CONTRIBUTOR
Chief Content Officer,
Techstrong Group

A global survey of 2,362 small to medium-sized businesses (SMBs) finds 19% of nearly all the decisions being made are heavily data driven, while more than half (54%) report that business decisions are mostly data driven.

Conducted by S&P Market Intelligence 451 Research on behalf of Amazon Web Services (AWS), the survey also finds among organizations that are highly data-driven companies 65% reported “significantly” or “moderately” financially outperforming their peers, whereas only 33% of less data-driven companies reported being able to make the same claim.

More than twice the percentage (69%) of highly data-driven organizations reported having a modern comprehensive data strategy compared to those that are less data-driven (28%), the survey finds.

In North America, the majority of highly data-driven (74%) companies are among the highest level of data strategy maturity, which is more than twice the percentage of less data-driven companies (35%). In North America, 92% of highly data-driven companies invested in technology, followed by people (72%) and process (71%). Less data-driven companies (73%) were almost 20% less invested in technology, people (65%) and processes (56%).

The survey makes it clear that the more data savvy an organization is the higher it performs, says Ben Schreiner, head of business innovation for SMBs in the U.S.

Those companies are also going to be among the best positioned to exploit advances in generative artificial intelligence (AI) such as the Amazon Q generative AI–powered assistant for automating processes, he adds. “You need to get your data house in order to realize the potential of AI,” says Schreiner.

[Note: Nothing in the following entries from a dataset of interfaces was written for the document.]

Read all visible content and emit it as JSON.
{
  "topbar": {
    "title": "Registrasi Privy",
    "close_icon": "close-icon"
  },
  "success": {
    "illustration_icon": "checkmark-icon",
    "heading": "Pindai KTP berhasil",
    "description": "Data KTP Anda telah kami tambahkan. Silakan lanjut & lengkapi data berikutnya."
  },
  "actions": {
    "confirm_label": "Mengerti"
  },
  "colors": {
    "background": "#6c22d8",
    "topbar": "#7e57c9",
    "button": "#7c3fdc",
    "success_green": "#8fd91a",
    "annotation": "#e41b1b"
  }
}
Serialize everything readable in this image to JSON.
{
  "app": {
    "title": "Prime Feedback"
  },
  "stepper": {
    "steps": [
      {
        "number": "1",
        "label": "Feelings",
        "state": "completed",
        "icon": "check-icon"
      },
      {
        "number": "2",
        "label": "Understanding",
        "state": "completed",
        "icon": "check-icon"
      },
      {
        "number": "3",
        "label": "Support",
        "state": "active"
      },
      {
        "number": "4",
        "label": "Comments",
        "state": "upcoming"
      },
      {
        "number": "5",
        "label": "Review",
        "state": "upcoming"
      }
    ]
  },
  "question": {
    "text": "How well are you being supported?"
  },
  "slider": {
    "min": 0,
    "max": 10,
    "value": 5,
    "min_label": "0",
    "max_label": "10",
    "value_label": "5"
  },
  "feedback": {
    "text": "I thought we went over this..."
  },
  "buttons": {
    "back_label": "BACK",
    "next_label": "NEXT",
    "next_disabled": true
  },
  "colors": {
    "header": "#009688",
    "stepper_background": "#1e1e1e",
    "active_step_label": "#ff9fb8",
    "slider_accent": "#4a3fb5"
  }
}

In fact, the survey finds highly data driven SMBs in North America are either currently using, or piloting, AI for customer satisfaction/experience (74%), IT operations and cybersecurity (62%), operations and finance (60%), content creation and data analysis (60%), supply chain optimization (48%), workforce, human resources and legal (46%) and marketing and advertising (45%).

In general, the more organizations view data as an asset to be exploited, the more competitive they will be, notes Schreiner.

Of course, most SMBs don’t have nearly the same amount of data to manage as a large enterprise. However, successful SMBs typically build their business around a narrower set of unique data that helps differentiate them from rivals, adds Schreiner.

AWS also makes it simpler to manage data via a Data Exchange Pipeline service, and has certified multiple IT service providers to make data management expertise to SMBs, says Schreiner.

Digital CxOs are at the forefront of converting data into a business asset. Unfortunately, too many organizations still tend to treat data as a burden rather than an opportunity to become more competitive. However, it’s already clear that AI is requiring organizations to change how they view the value of data.

The challenge is that much of the data needed to train those AI models is poorly organized, so many organizations are spending a lot of their time and resources today on mastering the fundamentals of data management. After all, the organizations that can bring order to that chaos first are much more likely to remain competitive. In fact, 2024 is shaping up to be the year that organizations are getting ready to operationalize AI with an eye toward enjoying the benefits of those investments in 2025 and beyond.